Here are some forty of us in an anteroom at the executive suite in Du Bourg Hall with a placard that showed 500 of the names affixed to the petition.


And here’s a shot of the sheaf of pages containing all 601 signatures we delivered. Note how many on this page are students.


My involvement with this movement goes back over a year to a meeting I attended at the Missouri History Museum, sponsored by the Service Employees International Union (SEIU), when I heard the first serious discussions with which I have had any personal contact about a nationwide effort to organize adjunct faculty in colleges and universities. That meeting and one other I attended, in Chicago last October, focused on organizing adjunct faculty in the Catholic colleges and universities. I’m going to write another blog post about moral and political issues at stake in this effort for higher education and particularly for Catholic higher education. Today I want do my best to display yesterday’s events and point with pride.

The effort to collect signatures at SLU contiues and is of course part of a larger effort that we hope will eventuate in the formation of an SEIU local at SLU. Parallel organizing efforts are underway at a number of St. Louis colleges and universities. Washu adjuncts have formed a union and are presently negotiating with the Washu administration over slaries, benefits and working conditions. Adjuncts at Webster University are about to vote whether to organize. The effort to hold a union election at Saint Louis Community College has presently been blocked by the administration in Jefferson City, but it is hoped that an election can be held this summer.

Here are some photos I took on the way from the clock tower to Du Bourg: A nicely chalked wall in front of the Center for Global Citizenship,


and some of us passing underneath the archway at the main Grand Bloulevard crossing just adjacent to Du Bourg.


After we delivered the SLU petition our SLU group dispersed for various other activities and eventual transportation to Washu. Kathleen joined me after her class at about 3:00. We drove out to University City, and parked in a large grocery store parking lot, where we got T shirts, hats, and a ride to Brookings Hall at Washu. Here’s Kathleen at Seafood City with a small group of rally participants.


And here she is again just as we arrived at Washu. The place looks pretty empty so far, but this is early.


The Washu rally had been scheduled to begin at 4:15 (get it?), but we didn’t start on time because many groups (I suspect the groups from Tenessee and Arkansas among them) were caught in the late afternoon traffic snarl around Forest Park and arrived late. The schedule didn’t matter though, because the crowd at Washu was plenty big and made a beautiful noise (The Post-Dispatch estimates there were around 300 assembled as the rally culminated on the steps of Brookings Hall.

Here are a few photos I shot before the rally began.

Milling around:




Kathleen with poster:


Making impromptu posters:


Some of Washu’s finest, coming through:


Media observed:





“What do we want?
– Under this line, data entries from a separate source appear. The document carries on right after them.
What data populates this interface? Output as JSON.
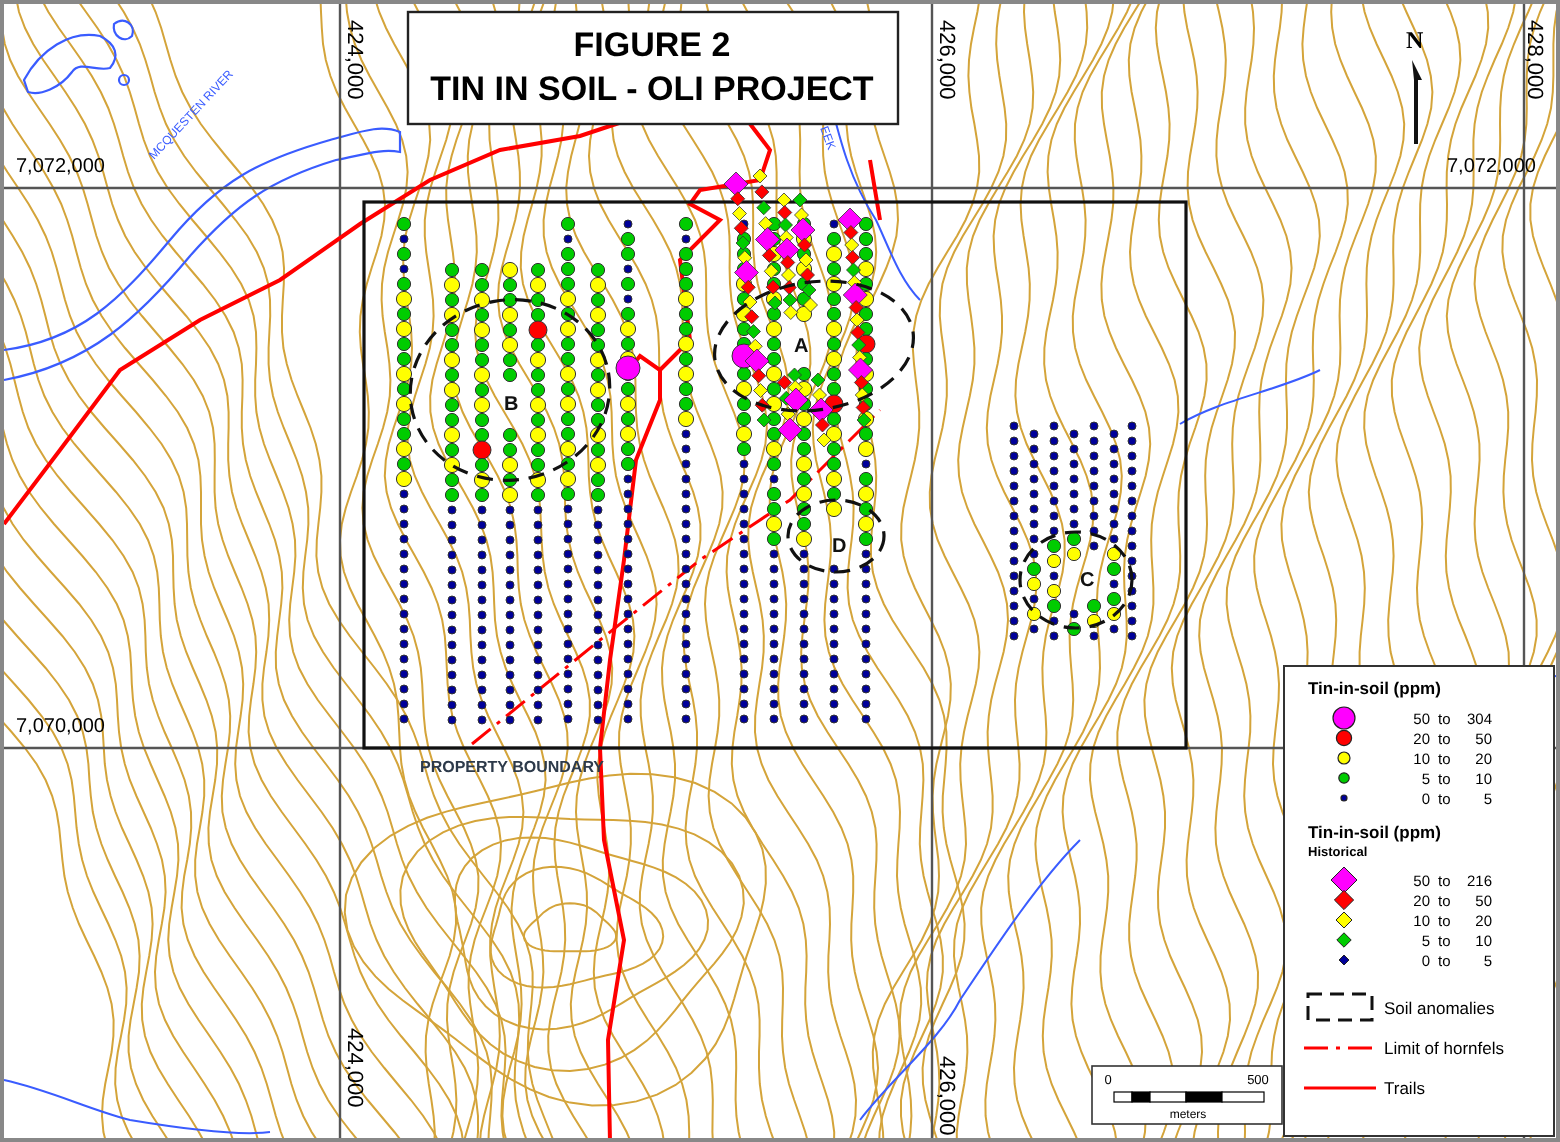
{
  "title": {
    "lines": [
      "FIGURE 2",
      "TIN IN SOIL - OLI PROJECT"
    ]
  },
  "north_arrow": {
    "label": "N"
  },
  "grid_labels": [
    {
      "text": "424,000"
    },
    {
      "text": "426,000"
    },
    {
      "text": "428,000"
    },
    {
      "text": "424,000"
    },
    {
      "text": "426,000"
    },
    {
      "text": "7,072,000"
    },
    {
      "text": "7,072,000"
    },
    {
      "text": "7,070,000"
    }
  ],
  "map_labels": [
    {
      "kind": "river",
      "text": "MCQUESTEN RIVER"
    },
    {
      "kind": "creek",
      "text": "EEK"
    },
    {
      "kind": "boundary",
      "text": "PROPERTY BOUNDARY"
    },
    {
      "kind": "anomaly",
      "text": "A"
    },
    {
      "kind": "anomaly",
      "text": "B"
    },
    {
      "kind": "anomaly",
      "text": "C"
    },
    {
      "kind": "anomaly",
      "text": "D"
    }
  ],
  "legend": {
    "sections": [
      {
        "heading": "Tin-in-soil (ppm)",
        "items": [
          {
            "kind": "circle",
            "min": "50",
            "sep": "to",
            "max": "304",
            "color": "#ff00ff"
          },
          {
            "kind": "circle",
            "min": "20",
            "sep": "to",
            "max": "50",
            "color": "#ff0000"
          },
          {
            "kind": "circle",
            "min": "10",
            "sep": "to",
            "max": "20",
            "color": "#ffff00"
          },
          {
            "kind": "circle",
            "min": "5",
            "sep": "to",
            "max": "10",
            "color": "#00cc00"
          },
          {
            "kind": "circle",
            "min": "0",
            "sep": "to",
            "max": "5",
            "color": "#000099"
          }
        ]
      },
      {
        "heading": "Tin-in-soil (ppm)",
        "subheading": "Historical",
        "items": [
          {
            "kind": "diamond",
            "min": "50",
            "sep": "to",
            "max": "216",
            "color": "#ff00ff"
          },
          {
            "kind": "diamond",
            "min": "20",
            "sep": "to",
            "max": "50",
            "color": "#ff0000"
          },
          {
            "kind": "diamond",
            "min": "10",
            "sep": "to",
            "max": "20",
            "color": "#ffff00"
          },
          {
            "kind": "diamond",
            "min": "5",
            "sep": "to",
            "max": "10",
            "color": "#00cc00"
          },
          {
            "kind": "diamond",
            "min": "0",
            "sep": "to",
            "max": "5",
            "color": "#000099"
          }
        ]
      }
    ],
    "lines": [
      {
        "kind": "dashed-box",
        "label": "Soil anomalies"
      },
      {
        "kind": "dash-dot",
        "label": "Limit of hornfels"
      },
      {
        "kind": "solid",
        "label": "Trails"
      }
    ]
  },
  "scale_bar": {
    "start": "0",
    "end": "500",
    "unit": "meters"
  }
}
FIFTEEN! When do we want it? NOW!”


After this things moved pretty fast as some large groups of folks arrived. This one was the most dramatic. It seemed they streamed all the way back to Forest Park, which would be in the far background of some of these photos if you could see through the trees.




Here’s another group arriving. I’m at the top of the stairs, looking down.


And here’s a shot of the thick of the crowd.


There was cheerleading and speechifying. Here are a few of the performers.









Here’s the day’s best T-shirt slogan.


And at the end of it all, T. Eliot’s grandfather, the founder of Washu. The monument sits just under the arch that formed the background of the rally. I couldn’t resist ending with it.


We left after the rally, tired and hungry. I hope somebody else got some photos of the do on the loop. More later about why I’m in this.